Last month, one of the biggest DDoS attacks ever recorded hit European networks. Measured at close to 400Gbps (gigabits per second), it topped the last record holder by 33% in power.
For CIOs, the increasing prevalence and power of DDoS attacks should be a big concern – they can send your services offline for hours or days. Maarten Van Horenbeeck, chair of The Forum of Incident Response and Security Teams (FIRST), says the best way to protect against them is for CIOs to strengthen ties with internet service providers (ISPs).
"The victim has little control over the attack, since the issue isn’t with their own network, making it difficult to tackle," says Horenbeeck.
"Businesses wishing to defend against these attacks need to proactively build strong relationships and agreements with their ISPs, which often will be the only party able to block the attack before it reaches the business."
The attack last month leveraged the Network Time Protocol (NTP), which a computer uses to synchronise its clock when it is online. This is sometimes referred to as an amplification attack, because the cybercriminal expends far less traffic than is received by the victim.
Horenbeeck says, though, that there are solutions: "It’s likely that cyber threats of this type will continue to grow in size as attackers identify more sophisticated ways to amplify spoofed traffic in order to overwhelm networks.

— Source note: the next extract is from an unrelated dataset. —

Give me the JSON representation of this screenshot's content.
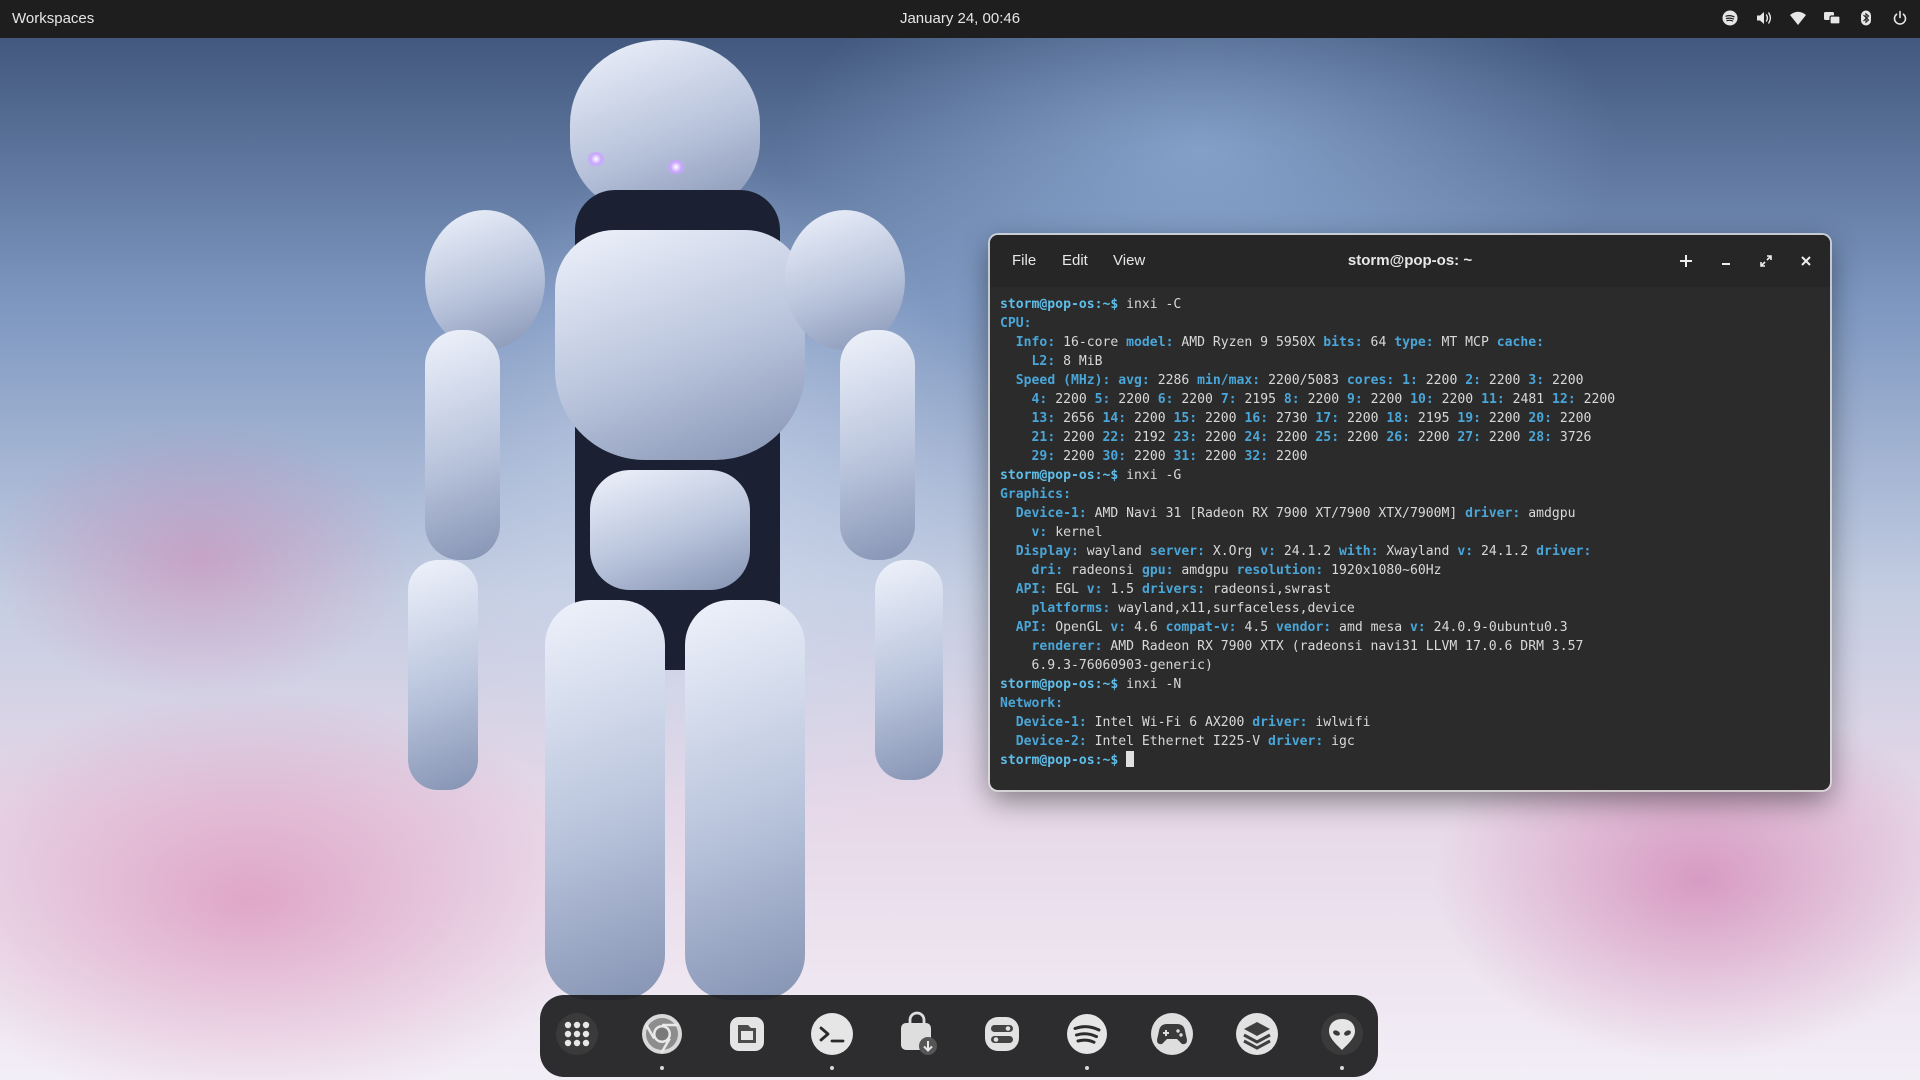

"The most well understood solution for mitigating these attacks is for network operators to block spoofed internet traffic from emanating from their networks, for instance by implementing internet standards such as BCP38."